→ Source records:

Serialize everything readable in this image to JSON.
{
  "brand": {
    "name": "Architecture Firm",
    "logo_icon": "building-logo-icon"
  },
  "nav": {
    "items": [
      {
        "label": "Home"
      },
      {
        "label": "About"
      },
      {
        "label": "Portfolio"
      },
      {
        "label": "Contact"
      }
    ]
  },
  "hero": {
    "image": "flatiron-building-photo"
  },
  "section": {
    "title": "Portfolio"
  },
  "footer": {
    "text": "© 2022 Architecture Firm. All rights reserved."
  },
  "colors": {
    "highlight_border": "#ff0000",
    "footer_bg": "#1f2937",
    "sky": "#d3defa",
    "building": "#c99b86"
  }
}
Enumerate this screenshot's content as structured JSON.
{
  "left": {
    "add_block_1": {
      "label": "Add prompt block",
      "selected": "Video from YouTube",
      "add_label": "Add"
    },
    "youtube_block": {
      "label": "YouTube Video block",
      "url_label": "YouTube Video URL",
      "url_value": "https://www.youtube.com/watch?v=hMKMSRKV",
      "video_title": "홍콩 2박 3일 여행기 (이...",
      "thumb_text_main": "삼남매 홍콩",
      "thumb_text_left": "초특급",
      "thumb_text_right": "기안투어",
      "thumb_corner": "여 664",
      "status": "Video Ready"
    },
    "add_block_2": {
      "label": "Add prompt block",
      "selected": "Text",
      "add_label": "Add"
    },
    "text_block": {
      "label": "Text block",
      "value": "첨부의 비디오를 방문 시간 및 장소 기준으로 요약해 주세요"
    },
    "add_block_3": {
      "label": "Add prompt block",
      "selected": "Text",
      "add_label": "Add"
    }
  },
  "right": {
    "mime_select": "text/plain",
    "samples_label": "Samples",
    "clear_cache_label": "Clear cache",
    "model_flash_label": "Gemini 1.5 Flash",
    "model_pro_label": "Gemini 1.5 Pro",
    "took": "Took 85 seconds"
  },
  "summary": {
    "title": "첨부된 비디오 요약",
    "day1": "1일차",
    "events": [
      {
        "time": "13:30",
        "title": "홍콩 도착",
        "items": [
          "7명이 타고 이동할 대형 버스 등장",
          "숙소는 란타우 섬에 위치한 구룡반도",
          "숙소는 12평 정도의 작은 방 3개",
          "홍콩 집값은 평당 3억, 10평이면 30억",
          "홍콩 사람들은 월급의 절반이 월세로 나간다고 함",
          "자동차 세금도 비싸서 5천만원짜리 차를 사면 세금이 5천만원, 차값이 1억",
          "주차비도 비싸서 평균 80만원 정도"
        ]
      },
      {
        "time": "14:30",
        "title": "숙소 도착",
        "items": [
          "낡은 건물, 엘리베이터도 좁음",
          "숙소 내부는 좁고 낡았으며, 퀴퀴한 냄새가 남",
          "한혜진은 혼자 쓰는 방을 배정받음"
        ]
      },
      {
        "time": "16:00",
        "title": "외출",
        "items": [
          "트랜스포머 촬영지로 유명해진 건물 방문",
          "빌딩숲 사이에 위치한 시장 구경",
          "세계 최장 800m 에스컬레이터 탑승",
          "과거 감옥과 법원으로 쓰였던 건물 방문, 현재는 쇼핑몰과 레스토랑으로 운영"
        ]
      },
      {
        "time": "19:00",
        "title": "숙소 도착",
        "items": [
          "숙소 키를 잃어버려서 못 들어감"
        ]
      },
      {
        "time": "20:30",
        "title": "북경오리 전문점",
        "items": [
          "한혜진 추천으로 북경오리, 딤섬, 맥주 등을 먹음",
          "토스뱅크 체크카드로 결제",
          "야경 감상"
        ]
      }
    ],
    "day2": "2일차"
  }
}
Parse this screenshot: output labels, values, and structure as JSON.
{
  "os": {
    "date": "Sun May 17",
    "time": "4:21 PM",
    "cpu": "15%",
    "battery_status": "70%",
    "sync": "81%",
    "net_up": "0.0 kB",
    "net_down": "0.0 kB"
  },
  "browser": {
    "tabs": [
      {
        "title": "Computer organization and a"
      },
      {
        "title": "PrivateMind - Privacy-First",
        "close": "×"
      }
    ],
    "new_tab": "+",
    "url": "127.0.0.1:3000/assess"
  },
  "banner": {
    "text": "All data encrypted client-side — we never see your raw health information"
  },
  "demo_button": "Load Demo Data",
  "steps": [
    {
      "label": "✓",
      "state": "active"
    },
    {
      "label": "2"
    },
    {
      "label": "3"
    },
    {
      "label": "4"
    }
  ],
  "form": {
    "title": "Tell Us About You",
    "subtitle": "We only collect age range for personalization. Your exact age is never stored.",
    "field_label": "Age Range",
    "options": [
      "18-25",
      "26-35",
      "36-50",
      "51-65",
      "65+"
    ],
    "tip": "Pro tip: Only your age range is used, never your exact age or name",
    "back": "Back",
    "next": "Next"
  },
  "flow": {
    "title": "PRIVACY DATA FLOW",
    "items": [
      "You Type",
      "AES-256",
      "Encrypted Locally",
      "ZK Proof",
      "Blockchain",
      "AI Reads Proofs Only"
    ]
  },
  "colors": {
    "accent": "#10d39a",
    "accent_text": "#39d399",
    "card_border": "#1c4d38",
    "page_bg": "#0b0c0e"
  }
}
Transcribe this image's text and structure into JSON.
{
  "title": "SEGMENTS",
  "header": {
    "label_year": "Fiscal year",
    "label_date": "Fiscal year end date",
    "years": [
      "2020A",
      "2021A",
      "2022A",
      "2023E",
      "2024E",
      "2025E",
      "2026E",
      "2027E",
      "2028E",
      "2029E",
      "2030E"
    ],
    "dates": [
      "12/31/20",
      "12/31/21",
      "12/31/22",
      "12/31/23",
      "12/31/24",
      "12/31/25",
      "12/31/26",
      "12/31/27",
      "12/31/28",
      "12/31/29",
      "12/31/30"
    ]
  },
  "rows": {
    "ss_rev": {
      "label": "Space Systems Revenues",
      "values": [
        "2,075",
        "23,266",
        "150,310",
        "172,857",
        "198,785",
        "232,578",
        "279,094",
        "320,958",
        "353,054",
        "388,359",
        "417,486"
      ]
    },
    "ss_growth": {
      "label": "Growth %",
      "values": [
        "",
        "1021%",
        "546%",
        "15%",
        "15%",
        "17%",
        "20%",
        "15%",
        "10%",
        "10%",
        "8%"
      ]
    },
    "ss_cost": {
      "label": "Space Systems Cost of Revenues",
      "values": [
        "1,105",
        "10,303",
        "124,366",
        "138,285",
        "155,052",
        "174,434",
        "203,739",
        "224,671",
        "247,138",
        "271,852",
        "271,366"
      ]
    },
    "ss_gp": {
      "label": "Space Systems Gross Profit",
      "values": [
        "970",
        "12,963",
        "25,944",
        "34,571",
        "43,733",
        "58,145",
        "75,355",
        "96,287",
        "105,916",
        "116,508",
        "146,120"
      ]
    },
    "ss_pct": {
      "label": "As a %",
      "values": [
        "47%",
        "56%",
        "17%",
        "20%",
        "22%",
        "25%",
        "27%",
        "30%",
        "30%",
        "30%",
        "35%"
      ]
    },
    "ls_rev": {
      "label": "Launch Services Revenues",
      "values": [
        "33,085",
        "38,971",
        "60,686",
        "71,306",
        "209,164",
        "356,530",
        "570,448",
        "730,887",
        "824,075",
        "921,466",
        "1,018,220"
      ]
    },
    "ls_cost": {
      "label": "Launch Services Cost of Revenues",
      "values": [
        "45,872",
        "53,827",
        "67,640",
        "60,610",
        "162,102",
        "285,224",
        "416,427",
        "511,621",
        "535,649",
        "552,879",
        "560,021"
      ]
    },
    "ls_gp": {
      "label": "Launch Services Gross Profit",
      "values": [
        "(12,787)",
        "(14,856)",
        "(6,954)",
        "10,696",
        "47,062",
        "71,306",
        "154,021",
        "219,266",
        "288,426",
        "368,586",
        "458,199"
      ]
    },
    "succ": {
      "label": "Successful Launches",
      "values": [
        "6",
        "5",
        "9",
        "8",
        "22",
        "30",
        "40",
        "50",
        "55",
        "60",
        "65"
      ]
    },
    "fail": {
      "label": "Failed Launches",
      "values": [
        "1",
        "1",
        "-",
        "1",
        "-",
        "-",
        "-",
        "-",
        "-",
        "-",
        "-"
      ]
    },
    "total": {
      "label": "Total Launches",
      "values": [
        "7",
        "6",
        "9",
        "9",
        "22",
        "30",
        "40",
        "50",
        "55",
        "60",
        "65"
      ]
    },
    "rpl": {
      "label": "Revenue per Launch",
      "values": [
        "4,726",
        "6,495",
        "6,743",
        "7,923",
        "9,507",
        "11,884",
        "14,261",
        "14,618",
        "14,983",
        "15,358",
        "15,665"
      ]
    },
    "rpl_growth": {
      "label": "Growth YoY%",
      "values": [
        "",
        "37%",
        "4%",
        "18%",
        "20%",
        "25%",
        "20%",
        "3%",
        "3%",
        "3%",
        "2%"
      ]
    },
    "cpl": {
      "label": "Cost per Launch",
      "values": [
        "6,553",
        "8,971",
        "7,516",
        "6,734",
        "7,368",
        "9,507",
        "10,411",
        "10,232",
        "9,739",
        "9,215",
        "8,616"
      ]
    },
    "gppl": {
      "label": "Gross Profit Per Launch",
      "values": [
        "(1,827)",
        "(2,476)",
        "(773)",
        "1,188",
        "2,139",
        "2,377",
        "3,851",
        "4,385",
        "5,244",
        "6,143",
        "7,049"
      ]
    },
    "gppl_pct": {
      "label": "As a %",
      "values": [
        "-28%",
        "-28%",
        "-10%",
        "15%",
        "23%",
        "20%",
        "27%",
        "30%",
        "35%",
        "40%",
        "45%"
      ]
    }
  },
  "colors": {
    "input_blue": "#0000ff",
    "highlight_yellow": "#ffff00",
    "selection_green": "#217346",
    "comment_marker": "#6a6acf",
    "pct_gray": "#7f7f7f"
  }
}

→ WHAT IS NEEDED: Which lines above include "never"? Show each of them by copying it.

→ OUTPUT OF THE TASK:
    "text": "All data encrypted client-side — we never see your raw health information"
    "subtitle": "We only collect age range for personalization. Your exact age is never stored.",
    "tip": "Pro tip: Only your age range is used, never your exact age or name",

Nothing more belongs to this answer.